The idea of an “impatient” customer in backlogging situation was proposed in Abad (1996). It was suggested that customers do not like to wait and therefore that the fraction of customers who choose to place backorders be a decreasing function of waiting time. Two specific examples of functions for backlogging of demand were given. If τ is the waiting time (i.e., time till the new supply becomes available and the backorder is filled), the fraction of customers backordering can be modeled as B(τ)=k0e-kτ1B(τ)=k0e-kτ1 or B(τ)=k0/(1+k1τ), k0, k1 being parameters. These two functions—the exponential rate and the hyperbolic rate with respect to waiting time—have been used to model backordering in several recent studies. San Jose et al. (2006) consider the problem of determining the lot size and the backorder level when demand is backlogged at the exponential rate. Demand is assumed to be constant and the order and lost sale costs are included. The authors coined the term “impatience function” to refer to the functions for modeling backlogging of demand. They have proposed a continuous two-piece function [San Jose et al. (2005a)] as well as a discontinuous step function [San Jose et al. (2005b)] for modeling backlogged demand. In the step function, backlogging rate is equal to 1 (i.e., full backordering) when waiting time is less than the specified fixed period and 0 (i.e., complete lost sale) when the waiting time is more than the fixed period. Skouri and Papachristos (2003) formulate a production lot size model where production rate, demand rate and deterioration rate are exogenous, time-varying functions and demand is backlogged with the hyperbolic rate. There also have been studies in which demand is considered to be price sensitive and the selling price is an endogenous variable. Abad (2001) considers the pricing and lot-sizing problem for infinite horizon. However, he ignores the shortage cost, the lost sale and the backorder cost in his analysis. Papachristos and Skouri (2003) consider the pricing and lot-sizing problem for infinite horizon when the supplier offers a lot size-based quantity discount on materials, time to deterioration is described by Weibull function and demand is backlogged at the hyperbolic rate. They include the lost sale cost and the shortage cost (i.e., cost per unit short) in their analysis. They assume that the demand rate is a convex decreasing function of selling price and that the inventory cycle time is fixed. Dye (2007) considers the pricing and lot-sizing problem for infinite planning horizon assuming the demand rate to be convex, decreasing function of selling price and the revenue to be a concave function of selling price. He assumes that the deterioration rate is time varying and that backlogging occurs at the hyperbolic rate.

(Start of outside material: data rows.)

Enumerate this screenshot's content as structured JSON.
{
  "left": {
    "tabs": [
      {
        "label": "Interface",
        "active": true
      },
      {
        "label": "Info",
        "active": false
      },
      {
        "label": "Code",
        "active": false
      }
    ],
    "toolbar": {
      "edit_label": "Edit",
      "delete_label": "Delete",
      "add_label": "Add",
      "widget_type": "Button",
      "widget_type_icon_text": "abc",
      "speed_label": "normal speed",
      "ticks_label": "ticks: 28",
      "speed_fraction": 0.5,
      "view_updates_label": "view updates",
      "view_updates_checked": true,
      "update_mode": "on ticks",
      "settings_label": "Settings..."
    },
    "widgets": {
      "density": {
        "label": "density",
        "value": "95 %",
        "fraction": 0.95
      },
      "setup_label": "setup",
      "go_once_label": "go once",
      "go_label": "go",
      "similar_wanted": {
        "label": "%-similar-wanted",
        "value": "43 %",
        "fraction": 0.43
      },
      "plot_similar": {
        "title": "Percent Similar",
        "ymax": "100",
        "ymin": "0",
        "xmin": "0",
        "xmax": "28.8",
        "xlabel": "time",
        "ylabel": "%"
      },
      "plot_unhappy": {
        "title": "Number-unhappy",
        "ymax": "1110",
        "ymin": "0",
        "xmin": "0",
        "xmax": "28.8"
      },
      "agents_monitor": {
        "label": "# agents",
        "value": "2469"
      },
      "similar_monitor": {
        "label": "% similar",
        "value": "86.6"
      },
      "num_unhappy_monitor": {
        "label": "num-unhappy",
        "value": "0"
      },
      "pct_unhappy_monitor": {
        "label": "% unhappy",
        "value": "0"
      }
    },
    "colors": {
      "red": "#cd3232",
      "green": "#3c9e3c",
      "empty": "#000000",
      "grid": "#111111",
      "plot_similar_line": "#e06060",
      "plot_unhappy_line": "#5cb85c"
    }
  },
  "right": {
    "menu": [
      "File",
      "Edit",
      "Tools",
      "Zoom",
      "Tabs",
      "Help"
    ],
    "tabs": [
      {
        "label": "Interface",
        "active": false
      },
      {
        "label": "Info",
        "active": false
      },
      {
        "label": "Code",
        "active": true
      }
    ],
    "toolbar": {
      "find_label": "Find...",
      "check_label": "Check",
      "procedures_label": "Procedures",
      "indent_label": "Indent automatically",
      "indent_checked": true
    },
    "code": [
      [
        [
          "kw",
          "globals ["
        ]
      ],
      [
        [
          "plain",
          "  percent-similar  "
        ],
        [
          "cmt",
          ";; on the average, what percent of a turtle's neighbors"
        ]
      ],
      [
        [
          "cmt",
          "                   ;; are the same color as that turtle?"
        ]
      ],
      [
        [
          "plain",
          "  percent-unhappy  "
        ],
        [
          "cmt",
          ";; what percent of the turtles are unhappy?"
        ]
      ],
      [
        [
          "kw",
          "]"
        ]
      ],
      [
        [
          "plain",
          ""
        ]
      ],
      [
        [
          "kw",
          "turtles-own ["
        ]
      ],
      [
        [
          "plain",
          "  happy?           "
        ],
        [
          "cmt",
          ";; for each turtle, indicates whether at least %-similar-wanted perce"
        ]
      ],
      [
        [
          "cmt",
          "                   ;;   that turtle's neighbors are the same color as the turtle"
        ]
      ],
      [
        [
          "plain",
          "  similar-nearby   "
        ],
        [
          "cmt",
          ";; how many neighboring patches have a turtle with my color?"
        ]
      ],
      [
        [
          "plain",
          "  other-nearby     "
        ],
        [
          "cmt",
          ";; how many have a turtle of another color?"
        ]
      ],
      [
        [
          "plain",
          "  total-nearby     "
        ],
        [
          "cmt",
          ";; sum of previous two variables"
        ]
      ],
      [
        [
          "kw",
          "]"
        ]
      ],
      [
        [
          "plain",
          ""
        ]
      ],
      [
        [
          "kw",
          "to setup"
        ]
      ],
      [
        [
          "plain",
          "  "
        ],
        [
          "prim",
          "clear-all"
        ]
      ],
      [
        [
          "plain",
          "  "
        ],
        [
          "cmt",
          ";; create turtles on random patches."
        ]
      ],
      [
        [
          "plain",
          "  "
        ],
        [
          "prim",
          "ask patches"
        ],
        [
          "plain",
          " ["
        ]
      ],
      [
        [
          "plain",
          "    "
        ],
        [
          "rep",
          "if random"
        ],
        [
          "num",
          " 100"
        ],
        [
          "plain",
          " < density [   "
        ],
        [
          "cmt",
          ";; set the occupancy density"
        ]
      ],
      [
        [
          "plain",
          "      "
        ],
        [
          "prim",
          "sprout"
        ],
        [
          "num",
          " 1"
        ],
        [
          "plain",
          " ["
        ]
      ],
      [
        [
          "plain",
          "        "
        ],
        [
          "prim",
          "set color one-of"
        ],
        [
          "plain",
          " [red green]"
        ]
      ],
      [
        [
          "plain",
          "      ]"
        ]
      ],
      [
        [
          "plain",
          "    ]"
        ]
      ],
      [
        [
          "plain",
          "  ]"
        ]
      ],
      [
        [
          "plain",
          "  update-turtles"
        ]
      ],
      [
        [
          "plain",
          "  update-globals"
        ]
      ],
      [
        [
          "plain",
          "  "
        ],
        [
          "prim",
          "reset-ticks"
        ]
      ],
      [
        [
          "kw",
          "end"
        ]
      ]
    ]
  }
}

He includes only the lost sale cost and the cost of carrying backorders but excludes the shortage cost in his analysis. Dye et al. (2007) consider a similar problem except that backlogging occurs at the exponential rate. They again exclude the shortage cost in their analysis (see also Chang et al., 2006). In this paper we consider the pricing and lot-sizing problem for an infinite planning horizon in a general framework. We assume that the demand rate is a decreasing function of price and that the marginal revenue is an increasing function of price. We include all three costs—the lost sale cost, the cost of carrying backorders and the shortage cost in our analysis. Furthermore, we use a general (continuous and smooth) impatience function to model the backlogging phenomenon. We provide an algorithm to determine the optimal solution. We also highlight some structural properties of the optimal solution.
نتیجه گیری انگلیسی

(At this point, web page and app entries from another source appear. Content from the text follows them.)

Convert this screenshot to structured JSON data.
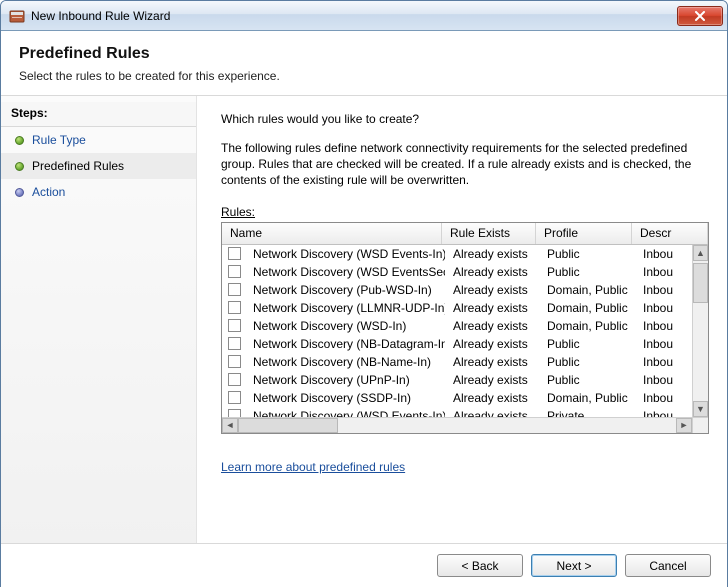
{
  "window": {
    "title": "New Inbound Rule Wizard"
  },
  "header": {
    "title": "Predefined Rules",
    "subtitle": "Select the rules to be created for this experience."
  },
  "steps": {
    "heading": "Steps:",
    "items": [
      {
        "label": "Rule Type",
        "state": "done"
      },
      {
        "label": "Predefined Rules",
        "state": "current"
      },
      {
        "label": "Action",
        "state": "future"
      }
    ]
  },
  "content": {
    "question": "Which rules would you like to create?",
    "description": "The following rules define network connectivity requirements for the selected predefined group. Rules that are checked will be created. If a rule already exists and is checked, the contents of the existing rule will be overwritten.",
    "rules_label": "Rules:",
    "learn_link": "Learn more about predefined rules"
  },
  "table": {
    "columns": {
      "name": "Name",
      "exists": "Rule Exists",
      "profile": "Profile",
      "desc": "Descr"
    },
    "rows": [
      {
        "name": "Network Discovery (WSD Events-In)",
        "exists": "Already exists",
        "profile": "Public",
        "desc": "Inbou"
      },
      {
        "name": "Network Discovery (WSD EventsSecure-In)",
        "exists": "Already exists",
        "profile": "Public",
        "desc": "Inbou"
      },
      {
        "name": "Network Discovery (Pub-WSD-In)",
        "exists": "Already exists",
        "profile": "Domain, Public",
        "desc": "Inbou"
      },
      {
        "name": "Network Discovery (LLMNR-UDP-In)",
        "exists": "Already exists",
        "profile": "Domain, Public",
        "desc": "Inbou"
      },
      {
        "name": "Network Discovery (WSD-In)",
        "exists": "Already exists",
        "profile": "Domain, Public",
        "desc": "Inbou"
      },
      {
        "name": "Network Discovery (NB-Datagram-In)",
        "exists": "Already exists",
        "profile": "Public",
        "desc": "Inbou"
      },
      {
        "name": "Network Discovery (NB-Name-In)",
        "exists": "Already exists",
        "profile": "Public",
        "desc": "Inbou"
      },
      {
        "name": "Network Discovery (UPnP-In)",
        "exists": "Already exists",
        "profile": "Public",
        "desc": "Inbou"
      },
      {
        "name": "Network Discovery (SSDP-In)",
        "exists": "Already exists",
        "profile": "Domain, Public",
        "desc": "Inbou"
      },
      {
        "name": "Network Discovery (WSD Events-In)",
        "exists": "Already exists",
        "profile": "Private",
        "desc": "Inbou"
      }
    ]
  },
  "footer": {
    "back": "< Back",
    "next": "Next >",
    "cancel": "Cancel"
  }
}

In this paper, a general model is formulated for determining the optimal selling price and order size for a perishable product subject to partial backordering. We include not only the cost of carrying backorders and the lost sale cost but also the shortage cost. Convexity properties are proved and an iterative procedure is provided for solving the problem, which guarantees a local maximum. We have used a general impatience function to model backlogging of demand. The model assumes a general deterioration function and is not restrictive in terms of demand function. We have also highlighted some structural properties of the solution.